Donald Trump is a man of too many words, most of which should be ignored. However, on Friday another of his hypocrisies came to light when it was reported by the Wall Street Journal that his administration is seeking nearly $18bn (£13bn) from Congress over the next decade to start extending and reinforcing America’s infamous border wall with Mexico.
This is despite Trump’s ongoing squawks throughout his campaign of “Mexico will pay for the wall!”, and later, “The dishonest media does not report that any money spent on building the Great Wall (for sake of speed), will be paid back by Mexico later!”

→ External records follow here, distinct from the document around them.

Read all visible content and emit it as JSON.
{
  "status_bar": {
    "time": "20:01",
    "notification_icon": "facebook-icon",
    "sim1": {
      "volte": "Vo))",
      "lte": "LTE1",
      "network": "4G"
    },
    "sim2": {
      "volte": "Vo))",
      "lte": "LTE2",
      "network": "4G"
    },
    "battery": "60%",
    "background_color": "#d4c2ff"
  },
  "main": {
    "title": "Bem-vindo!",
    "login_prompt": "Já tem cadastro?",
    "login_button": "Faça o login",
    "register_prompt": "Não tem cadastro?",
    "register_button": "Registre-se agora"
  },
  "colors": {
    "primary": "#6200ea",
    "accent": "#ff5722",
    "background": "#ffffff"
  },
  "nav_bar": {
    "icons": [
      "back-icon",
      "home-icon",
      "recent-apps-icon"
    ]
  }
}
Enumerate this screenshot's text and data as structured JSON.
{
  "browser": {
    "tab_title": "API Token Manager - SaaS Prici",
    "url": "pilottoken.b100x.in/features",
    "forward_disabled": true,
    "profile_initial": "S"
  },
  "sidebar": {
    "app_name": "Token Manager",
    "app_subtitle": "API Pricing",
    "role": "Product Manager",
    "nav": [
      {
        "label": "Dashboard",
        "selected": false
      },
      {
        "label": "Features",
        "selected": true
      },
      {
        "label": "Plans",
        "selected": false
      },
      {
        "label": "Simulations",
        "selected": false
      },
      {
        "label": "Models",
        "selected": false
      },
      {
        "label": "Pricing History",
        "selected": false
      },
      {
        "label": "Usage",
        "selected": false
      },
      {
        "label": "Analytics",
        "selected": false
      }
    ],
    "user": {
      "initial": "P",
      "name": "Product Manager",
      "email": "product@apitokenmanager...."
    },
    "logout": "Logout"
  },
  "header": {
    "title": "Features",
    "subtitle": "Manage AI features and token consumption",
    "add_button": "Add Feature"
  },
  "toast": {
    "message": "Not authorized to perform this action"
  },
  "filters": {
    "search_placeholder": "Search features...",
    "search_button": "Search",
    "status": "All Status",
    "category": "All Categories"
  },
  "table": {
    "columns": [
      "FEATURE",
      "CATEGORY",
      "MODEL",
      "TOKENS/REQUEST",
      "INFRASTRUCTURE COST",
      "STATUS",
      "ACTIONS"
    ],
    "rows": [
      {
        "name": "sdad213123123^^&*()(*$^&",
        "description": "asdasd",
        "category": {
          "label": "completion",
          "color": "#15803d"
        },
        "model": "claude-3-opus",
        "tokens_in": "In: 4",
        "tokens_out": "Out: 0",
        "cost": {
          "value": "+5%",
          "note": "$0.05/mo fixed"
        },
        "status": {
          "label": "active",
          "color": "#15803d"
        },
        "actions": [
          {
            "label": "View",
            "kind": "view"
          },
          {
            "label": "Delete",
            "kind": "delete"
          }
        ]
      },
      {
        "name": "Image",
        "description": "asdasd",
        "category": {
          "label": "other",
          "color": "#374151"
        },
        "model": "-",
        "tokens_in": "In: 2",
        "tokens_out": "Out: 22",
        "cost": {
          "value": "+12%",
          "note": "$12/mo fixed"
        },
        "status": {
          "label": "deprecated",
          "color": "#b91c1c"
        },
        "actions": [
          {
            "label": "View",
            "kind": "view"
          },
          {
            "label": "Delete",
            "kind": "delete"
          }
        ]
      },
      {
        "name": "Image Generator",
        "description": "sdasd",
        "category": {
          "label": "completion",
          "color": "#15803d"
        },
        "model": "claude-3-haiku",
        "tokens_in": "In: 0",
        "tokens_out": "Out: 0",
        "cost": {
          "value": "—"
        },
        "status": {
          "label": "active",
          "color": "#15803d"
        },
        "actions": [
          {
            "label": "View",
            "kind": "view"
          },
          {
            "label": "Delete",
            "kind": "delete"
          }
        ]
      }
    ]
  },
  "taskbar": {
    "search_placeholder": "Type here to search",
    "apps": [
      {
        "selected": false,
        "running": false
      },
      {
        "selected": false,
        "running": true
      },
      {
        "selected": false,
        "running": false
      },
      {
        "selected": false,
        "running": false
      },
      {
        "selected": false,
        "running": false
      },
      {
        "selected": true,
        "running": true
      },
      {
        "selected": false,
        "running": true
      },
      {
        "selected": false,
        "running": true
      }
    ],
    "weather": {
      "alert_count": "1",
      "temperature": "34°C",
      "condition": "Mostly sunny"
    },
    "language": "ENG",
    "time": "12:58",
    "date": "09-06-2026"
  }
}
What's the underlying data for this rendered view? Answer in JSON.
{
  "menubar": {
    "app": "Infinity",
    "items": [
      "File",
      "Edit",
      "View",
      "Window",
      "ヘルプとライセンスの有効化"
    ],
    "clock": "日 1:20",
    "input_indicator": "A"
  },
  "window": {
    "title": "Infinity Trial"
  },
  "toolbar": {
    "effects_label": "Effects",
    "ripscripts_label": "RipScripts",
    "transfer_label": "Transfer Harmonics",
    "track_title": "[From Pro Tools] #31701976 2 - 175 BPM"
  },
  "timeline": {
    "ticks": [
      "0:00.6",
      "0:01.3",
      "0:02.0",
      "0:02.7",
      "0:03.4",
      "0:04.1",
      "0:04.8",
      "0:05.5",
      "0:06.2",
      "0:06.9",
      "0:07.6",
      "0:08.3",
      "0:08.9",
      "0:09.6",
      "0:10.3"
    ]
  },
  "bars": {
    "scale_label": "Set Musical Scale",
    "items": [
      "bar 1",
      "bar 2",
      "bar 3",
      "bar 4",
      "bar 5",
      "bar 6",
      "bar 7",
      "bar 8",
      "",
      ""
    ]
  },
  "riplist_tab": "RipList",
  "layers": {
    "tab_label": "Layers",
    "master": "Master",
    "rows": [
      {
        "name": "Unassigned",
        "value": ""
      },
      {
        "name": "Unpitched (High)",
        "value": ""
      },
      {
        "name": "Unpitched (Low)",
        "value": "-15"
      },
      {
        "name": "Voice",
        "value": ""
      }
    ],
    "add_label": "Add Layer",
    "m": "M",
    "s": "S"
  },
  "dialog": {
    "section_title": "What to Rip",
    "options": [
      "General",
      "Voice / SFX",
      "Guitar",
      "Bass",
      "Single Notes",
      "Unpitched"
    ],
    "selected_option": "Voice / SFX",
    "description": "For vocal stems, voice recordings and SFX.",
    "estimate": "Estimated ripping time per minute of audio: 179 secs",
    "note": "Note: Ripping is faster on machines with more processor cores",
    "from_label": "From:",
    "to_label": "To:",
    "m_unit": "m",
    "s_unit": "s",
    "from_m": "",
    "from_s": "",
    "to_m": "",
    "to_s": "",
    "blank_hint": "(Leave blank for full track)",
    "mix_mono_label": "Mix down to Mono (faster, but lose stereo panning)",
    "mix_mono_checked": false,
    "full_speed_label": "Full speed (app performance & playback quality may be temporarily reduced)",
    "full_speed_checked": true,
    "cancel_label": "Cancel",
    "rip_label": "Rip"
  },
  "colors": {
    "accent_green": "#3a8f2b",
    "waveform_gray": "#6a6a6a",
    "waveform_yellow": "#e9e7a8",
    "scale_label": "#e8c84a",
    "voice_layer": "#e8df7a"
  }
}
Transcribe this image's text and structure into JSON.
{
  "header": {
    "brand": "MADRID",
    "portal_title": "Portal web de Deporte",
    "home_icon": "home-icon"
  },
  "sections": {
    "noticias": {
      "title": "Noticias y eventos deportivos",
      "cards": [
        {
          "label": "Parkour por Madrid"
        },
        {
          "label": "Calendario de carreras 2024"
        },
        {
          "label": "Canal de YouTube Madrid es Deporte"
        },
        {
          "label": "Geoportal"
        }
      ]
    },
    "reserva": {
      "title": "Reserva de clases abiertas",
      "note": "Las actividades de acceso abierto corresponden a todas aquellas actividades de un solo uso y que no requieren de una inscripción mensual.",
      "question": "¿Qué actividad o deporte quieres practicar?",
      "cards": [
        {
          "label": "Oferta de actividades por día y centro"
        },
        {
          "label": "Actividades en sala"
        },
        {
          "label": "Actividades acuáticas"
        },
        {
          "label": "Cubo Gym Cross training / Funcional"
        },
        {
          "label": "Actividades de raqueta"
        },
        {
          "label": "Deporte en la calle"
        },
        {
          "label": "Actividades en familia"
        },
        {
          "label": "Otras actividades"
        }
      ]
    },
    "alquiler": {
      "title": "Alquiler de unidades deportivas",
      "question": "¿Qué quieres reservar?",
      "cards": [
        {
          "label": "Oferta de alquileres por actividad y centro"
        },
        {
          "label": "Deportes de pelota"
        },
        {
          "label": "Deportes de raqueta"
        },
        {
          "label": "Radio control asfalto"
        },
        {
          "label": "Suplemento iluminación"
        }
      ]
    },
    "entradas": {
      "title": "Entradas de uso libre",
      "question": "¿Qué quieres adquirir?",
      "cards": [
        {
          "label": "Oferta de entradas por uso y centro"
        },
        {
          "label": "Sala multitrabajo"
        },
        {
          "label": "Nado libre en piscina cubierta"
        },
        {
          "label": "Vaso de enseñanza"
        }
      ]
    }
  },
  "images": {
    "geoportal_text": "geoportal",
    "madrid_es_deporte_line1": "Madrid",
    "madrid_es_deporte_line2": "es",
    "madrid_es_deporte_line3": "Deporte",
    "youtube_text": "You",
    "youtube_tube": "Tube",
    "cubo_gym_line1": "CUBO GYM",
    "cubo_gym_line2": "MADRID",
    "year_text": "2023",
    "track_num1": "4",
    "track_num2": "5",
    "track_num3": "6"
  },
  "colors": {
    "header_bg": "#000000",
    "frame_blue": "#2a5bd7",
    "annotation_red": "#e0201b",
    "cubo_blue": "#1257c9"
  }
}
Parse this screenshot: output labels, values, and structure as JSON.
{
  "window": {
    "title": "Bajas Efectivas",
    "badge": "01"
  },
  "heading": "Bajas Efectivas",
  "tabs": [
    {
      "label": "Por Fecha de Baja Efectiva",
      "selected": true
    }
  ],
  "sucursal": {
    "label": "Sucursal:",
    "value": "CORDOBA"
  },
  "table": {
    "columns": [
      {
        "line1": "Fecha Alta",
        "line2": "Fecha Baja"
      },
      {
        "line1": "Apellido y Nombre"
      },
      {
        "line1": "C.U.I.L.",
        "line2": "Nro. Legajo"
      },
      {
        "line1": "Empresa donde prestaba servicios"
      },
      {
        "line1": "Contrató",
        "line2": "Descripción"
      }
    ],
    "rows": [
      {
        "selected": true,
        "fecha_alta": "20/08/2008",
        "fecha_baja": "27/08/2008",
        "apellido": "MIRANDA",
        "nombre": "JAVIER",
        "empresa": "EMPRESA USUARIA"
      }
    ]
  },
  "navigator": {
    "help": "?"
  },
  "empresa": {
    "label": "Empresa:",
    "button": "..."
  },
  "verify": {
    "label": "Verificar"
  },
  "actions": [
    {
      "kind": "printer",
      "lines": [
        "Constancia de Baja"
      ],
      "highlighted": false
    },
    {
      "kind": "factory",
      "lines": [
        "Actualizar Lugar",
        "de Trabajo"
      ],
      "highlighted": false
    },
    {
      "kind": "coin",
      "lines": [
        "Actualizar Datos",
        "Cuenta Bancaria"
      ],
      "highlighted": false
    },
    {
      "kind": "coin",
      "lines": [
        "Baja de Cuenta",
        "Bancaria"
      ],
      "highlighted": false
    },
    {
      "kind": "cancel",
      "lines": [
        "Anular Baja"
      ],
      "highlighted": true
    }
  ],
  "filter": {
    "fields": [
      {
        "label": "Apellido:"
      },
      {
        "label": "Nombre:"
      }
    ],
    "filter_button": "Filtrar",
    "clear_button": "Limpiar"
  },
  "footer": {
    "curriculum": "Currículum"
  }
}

Mexico has always responded by saying that they will not be shelling out money for the border: there has never been a deal between the countries and after meeting Trump in September 2016 Enrique Pena Nieto said, “I made it clear that Mexico will not pay for the wall”.
This didn’t stop Trump from continuing to bray and a former Mexican president even descended into expletives in January 2017, presumably after becoming as frustrated with Trump’s lies as the rest of us. “Sean Spicer, I’ve said this to Donald Trump and now I’ll tell you: Mexico is not going to pay for that f***ing wall,” tweeted Vicente Fox Quesada.
Mexico will pay for the wall!— Donald J. Trump (@realDonaldTrump) September 1, 2016
The dishonest media does not report that any money spent on building the Great Wall (for sake of speed), will be paid back by Mexico later!— Donald J. Trump (@realDonaldTrump) January 6, 2017
Last year, CNN reported that the president-elect was hoping to use US taxpayer money on the wall’s estimated $25 billion construction, and while that figure has reduced somewhat, the plans the government has in place for the wall mean the $18bn will go toward funding 316 miles of new barriers across the Mexico-US border and bolster 407 miles of existing barriers. Overall it would mean that more than half of the 2,000-mile border would have a wall or barrier.
The request is feared to shut down government. It also comes during a period where a battle between Republicans and Democrats over the immigration status of young undocumented immigrants, known as ‘Dreamers’, is intensifying. There are 690,000 immigrants who will be losing work permits and deportation protection after Trump decided to end Obama's Deferred Action for Childhood Arrivals (DACA) programme.